Anderson said he’s seen the worry on the face of the party’s treasurer, Abram Young, who told him, “You don’t understand how many sleepless nights I’ve had over finances.” Anderson said he assured Young he’ll have the resources he needs to do his job.
B.J. Griffin, a curriculum and multimedia designer who produced campaign materials for Anderson’s race for chairman, including a series of videos, is now the party’s part-time executive director — for now a volunteer position.
Griffin said Anderson marks “a dramatic change” for the GOP. He said he sees his job as “making sure the normal, average member of the Republican Party can be happy and excited about the messages and stand proudly as a Republican.”
Utah Democratic Party Chairman Peter Corroon said he’s not so sure Anderson represents that much of a shift for the GOP.
“I did see one of his videos online about how socialists are taking over the state of Utah and the minds of our young children,” Corroon said. “I hear from the press that he’s more moderate, but my first experience … didn’t lead me to believe so.”
The video is aimed at getting Republicans to recognize that the popularity in Utah of self-described Democratic socialist 2016 presidential candidate, Vermont Sen. Bernie Sanders, is causing the state to lose “our next generation of conservatives.”
Anderson describes himself as a moderate politically, at least by Utah standards.
Although his first run for office was his successful bid for Davis County GOP chairman two years ago, Anderson said he learned plenty about politics during his years of service as an F-15 fighter jet pilot in the Air Force and Air National Guard.
It wasn’t until he divorced soon after moving to Utah in 2006 and began dating the woman he married just over five years ago, Utah Federation of Republican Women President Kathleen Anderson, that he got his first exposure to party politics.
Back in 2011, Rob Anderson said the couple went on a date to a Salt Lake County GOP dinner, and he suddenly realized they weren’t there to enjoy a meal with friends as candidates pulled him aside to talk about their races.
“I didn’t have any interest in getting involved,” Anderson said.
That changed when his wife, who had resigned as secretary of the Davis County GOP over friction with then-Chairman Wright, talked him into challenging Wright’s bid for a second term.
Despite limited campaigning and zero political experience, he won that race by three votes and said the job turned out to be pretty straightforward once he got the finances in order.
“As far as leadership goes, I’ve led men into the combat theater,” said Anderson, who noted on his campaign website that he is a veteran of four tours of duty in the Middle East. “I know how to run an organization.”
Kathleen Anderson said there were political skills her husband has had to learn.
She said he “stammered through” his speech to Davis County delegates when he was running for chairman.
“None of that came naturally to him,” she said. “He’s not a politician. It’s not his background. But he’s very smart.”

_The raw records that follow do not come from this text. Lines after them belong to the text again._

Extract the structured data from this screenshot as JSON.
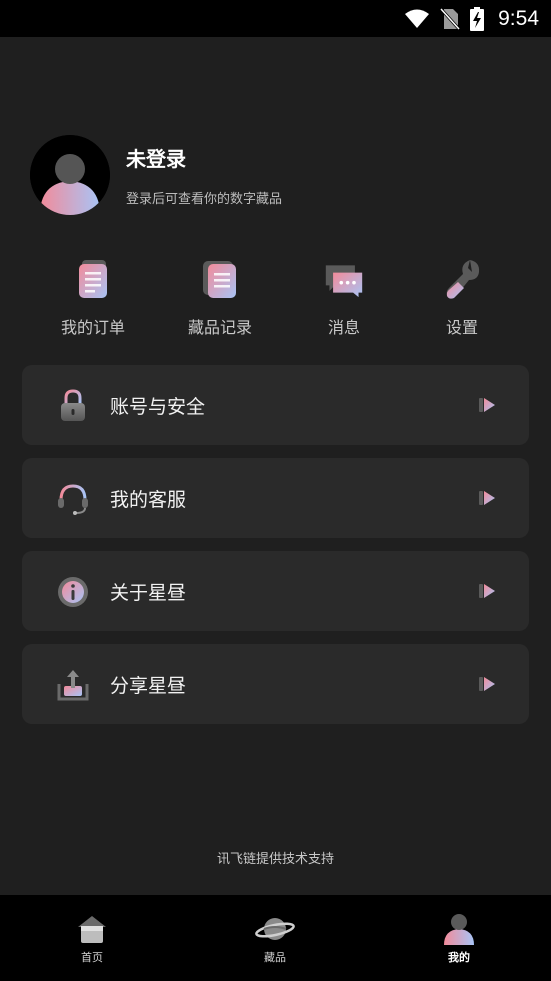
{
  "status_bar": {
    "time": "9:54"
  },
  "profile": {
    "name": "未登录",
    "subtitle": "登录后可查看你的数字藏品"
  },
  "quick_actions": [
    {
      "label": "我的订单",
      "icon": "order-icon"
    },
    {
      "label": "藏品记录",
      "icon": "collection-record-icon"
    },
    {
      "label": "消息",
      "icon": "message-icon"
    },
    {
      "label": "设置",
      "icon": "settings-wrench-icon"
    }
  ],
  "menu": [
    {
      "label": "账号与安全",
      "icon": "lock-icon"
    },
    {
      "label": "我的客服",
      "icon": "headset-icon"
    },
    {
      "label": "关于星昼",
      "icon": "info-icon"
    },
    {
      "label": "分享星昼",
      "icon": "share-upload-icon"
    }
  ],
  "footer": {
    "text": "讯飞链提供技术支持"
  },
  "tabs": [
    {
      "label": "首页",
      "icon": "home-icon",
      "active": false
    },
    {
      "label": "藏品",
      "icon": "planet-icon",
      "active": false
    },
    {
      "label": "我的",
      "icon": "profile-icon",
      "active": true
    }
  ],
  "colors": {
    "background": "#1f1f1f",
    "card": "#2a2a2a",
    "accent_pink": "#f29aa6",
    "accent_blue": "#a9c4f5"
  }
}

Rob Anderson got behind Donald Trump in the early days of the 2016 presidential campaign, even though many Utah Republicans backed other candidates, because he believed “Trump had the most realistic chance” of winning.
Anderson said he and Kathleen, who served as Trump’s Utah communications director, stuck with him even after a 2005 recording of Trump talking about making sexual advances on women surfaced late in the campaign.
During his own race for chairman, Anderson said he downplayed his support for Trump.
“It wasn’t going to help me. I didn’t hurt me. I just didn’t discuss it,” he said. “I love the guy. … He’s doing the right things.”
Chris Karpowitz, co-director of BYU’s Center for the Study of Elections and Democracy, said concern over the Utah GOP’s growing debt probably played the biggest role in Anderson’s election.
“Republicans in Utah are still trying to figure out what it means to be a Republican in the Trump era,” Karpowitz said, but “financial issues are key as well, especially for a party that prides itself on its fiscal conservatism.”
Contributing: Ladd Egan